If you aren’t planning on travelling long distances in Cuba, then hiring a local taxi is an option worth considering. Modern taxis charge between 50c – USD $1.50 per mile. Many drivers may consider long journeys (e.g Havana – Viñales) if it’s a round-trip.
Taxis from Jose Marti International Airport to Old Havana take around 20-30 minutes and cost around $25-35 (make sure you agree a price before hopping in the taxi). There are normally lots of official yellow taxis in the taxi ranks outside the terminal.
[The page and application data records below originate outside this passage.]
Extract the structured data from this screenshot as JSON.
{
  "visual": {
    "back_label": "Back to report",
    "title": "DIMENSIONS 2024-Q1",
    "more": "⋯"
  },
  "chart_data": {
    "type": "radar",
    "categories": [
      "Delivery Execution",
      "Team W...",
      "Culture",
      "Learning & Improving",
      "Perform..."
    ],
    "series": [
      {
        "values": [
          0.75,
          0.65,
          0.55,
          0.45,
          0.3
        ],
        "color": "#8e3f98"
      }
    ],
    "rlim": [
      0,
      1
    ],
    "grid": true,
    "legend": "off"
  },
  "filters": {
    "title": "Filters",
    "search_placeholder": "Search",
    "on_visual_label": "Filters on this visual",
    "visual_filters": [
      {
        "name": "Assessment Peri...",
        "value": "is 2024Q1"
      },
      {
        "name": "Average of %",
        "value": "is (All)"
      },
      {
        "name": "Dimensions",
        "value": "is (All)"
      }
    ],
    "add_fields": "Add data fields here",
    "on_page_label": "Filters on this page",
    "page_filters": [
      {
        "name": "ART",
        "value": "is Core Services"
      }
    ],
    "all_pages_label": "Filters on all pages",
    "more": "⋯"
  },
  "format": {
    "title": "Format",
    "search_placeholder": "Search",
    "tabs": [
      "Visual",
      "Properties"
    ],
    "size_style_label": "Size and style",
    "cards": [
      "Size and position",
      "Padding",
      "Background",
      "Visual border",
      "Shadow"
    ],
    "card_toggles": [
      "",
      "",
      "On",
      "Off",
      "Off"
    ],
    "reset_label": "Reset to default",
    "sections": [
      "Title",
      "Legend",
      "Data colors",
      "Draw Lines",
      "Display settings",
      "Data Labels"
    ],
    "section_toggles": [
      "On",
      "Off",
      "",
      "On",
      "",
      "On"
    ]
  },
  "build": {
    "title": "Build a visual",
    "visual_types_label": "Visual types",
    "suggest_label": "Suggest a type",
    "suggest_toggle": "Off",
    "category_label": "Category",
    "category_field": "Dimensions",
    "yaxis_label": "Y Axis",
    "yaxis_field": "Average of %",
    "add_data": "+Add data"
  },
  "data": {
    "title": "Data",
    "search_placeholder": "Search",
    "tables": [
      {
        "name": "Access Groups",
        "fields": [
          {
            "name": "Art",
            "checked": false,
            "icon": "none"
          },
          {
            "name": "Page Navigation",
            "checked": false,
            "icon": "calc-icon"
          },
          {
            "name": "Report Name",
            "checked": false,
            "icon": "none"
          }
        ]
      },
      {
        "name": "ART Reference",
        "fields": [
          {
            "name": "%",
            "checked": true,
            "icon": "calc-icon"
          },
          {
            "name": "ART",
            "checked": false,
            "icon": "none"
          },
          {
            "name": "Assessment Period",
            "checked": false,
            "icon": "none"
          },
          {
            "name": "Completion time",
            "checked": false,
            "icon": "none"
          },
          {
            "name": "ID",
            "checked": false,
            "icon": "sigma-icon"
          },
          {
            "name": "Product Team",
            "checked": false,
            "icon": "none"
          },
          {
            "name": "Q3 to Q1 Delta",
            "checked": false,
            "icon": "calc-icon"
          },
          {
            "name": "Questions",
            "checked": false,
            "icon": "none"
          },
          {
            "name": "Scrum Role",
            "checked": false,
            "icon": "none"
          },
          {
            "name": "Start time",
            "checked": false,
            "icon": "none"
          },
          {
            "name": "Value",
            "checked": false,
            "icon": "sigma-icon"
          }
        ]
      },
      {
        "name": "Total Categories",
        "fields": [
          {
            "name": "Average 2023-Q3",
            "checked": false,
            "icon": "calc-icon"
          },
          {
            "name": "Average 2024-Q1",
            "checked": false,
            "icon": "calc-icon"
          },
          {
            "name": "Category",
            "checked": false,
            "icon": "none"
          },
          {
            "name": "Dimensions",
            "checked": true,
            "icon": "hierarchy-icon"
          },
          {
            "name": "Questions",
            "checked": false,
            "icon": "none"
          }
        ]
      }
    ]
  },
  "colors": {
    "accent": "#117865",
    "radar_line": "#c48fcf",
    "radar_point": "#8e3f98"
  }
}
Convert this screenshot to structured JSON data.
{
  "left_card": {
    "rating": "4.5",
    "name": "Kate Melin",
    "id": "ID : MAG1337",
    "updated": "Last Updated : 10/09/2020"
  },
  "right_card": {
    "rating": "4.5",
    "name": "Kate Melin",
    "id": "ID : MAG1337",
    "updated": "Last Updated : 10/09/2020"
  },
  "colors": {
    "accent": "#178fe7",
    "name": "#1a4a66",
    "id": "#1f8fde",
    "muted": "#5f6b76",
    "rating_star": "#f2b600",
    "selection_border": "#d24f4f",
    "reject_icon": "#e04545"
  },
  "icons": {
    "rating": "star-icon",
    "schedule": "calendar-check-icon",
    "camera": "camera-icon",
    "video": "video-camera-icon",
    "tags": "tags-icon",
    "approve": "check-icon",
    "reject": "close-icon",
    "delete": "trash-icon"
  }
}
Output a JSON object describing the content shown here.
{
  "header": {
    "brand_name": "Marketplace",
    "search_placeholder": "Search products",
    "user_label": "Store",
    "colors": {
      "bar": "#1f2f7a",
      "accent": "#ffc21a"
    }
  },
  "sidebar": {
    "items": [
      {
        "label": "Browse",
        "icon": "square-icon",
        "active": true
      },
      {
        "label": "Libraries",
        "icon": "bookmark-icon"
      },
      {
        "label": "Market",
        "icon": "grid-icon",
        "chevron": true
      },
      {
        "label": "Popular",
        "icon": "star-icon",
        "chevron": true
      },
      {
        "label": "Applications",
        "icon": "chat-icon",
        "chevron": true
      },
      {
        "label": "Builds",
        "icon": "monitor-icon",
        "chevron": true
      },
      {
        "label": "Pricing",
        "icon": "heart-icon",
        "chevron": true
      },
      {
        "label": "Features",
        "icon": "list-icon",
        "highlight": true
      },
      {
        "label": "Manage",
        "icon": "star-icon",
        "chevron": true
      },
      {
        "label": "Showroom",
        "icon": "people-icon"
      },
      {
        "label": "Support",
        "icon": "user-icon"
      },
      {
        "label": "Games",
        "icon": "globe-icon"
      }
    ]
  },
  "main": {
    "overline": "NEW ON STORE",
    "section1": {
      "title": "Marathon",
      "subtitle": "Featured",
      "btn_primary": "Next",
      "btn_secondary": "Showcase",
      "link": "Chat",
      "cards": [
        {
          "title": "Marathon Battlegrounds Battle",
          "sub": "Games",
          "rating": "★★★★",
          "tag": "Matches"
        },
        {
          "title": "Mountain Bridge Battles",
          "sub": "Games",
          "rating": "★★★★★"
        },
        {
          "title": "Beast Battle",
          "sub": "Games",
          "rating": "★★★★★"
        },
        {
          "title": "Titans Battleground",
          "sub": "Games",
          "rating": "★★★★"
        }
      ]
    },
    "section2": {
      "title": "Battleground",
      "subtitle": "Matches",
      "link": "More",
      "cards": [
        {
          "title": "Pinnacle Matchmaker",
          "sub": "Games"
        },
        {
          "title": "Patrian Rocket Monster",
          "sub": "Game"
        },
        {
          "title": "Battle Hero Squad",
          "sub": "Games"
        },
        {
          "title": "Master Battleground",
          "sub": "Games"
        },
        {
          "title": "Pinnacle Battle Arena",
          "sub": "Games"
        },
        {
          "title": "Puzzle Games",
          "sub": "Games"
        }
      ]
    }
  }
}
The Viazul Bus is a reliable and comfortable coach service that is popular with backpackers. Many tourist guides and blogs recommend the service, including cubajunky.com that compares the air-conditioned buses to Greyhound buses in the US. During peak periods it’s advisable to buy tickets in advance.
For rough travel times and bus prices, see the following:
- Havana – Viñales (4 hours) $12 pp
- Havana – Cienfuegas (5 hours) $20pp
- Cienfuegas – Trinidad (1.5 hours) $6pp
- Trinidad – Havana (5.5 hours) $25pp
Depending on how many members there are in your family, it might cost less to rent a car or to hire a taxi.
Lonely Planet recently included The Hershey Electric Railway linking Havana to Matanzas (near Varadero on the North coast) as one of ‘The Best Train Journeys You’ve Never Heard Of‘. And it sounds like there is a good reason behind this! Generally speaking the trains in Cuba are considered highly unpredictable with numerous delays and cancellations and are best avoided, especially when travelling with children. There is, however, one exception! We discovered a characterful little steam train that shuttles back and forth between Trinidad to the Valle de los Ingenious (The Valley of the Sugar Mills). Sadly we discovered it too late in the day and were unable to experience it ourselves but one of our readers gave it a thumbs up. You can read more about it here: Cuba with Kids: A Trinidad Time Warp
You May Also Enjoy the Following Posts:
Pin for later!
Bookmark this post by pinning the image below to one of your Pinterest boards.
To view all our blog posts in the Cuba with Kids series see our Family Guide to Cuba.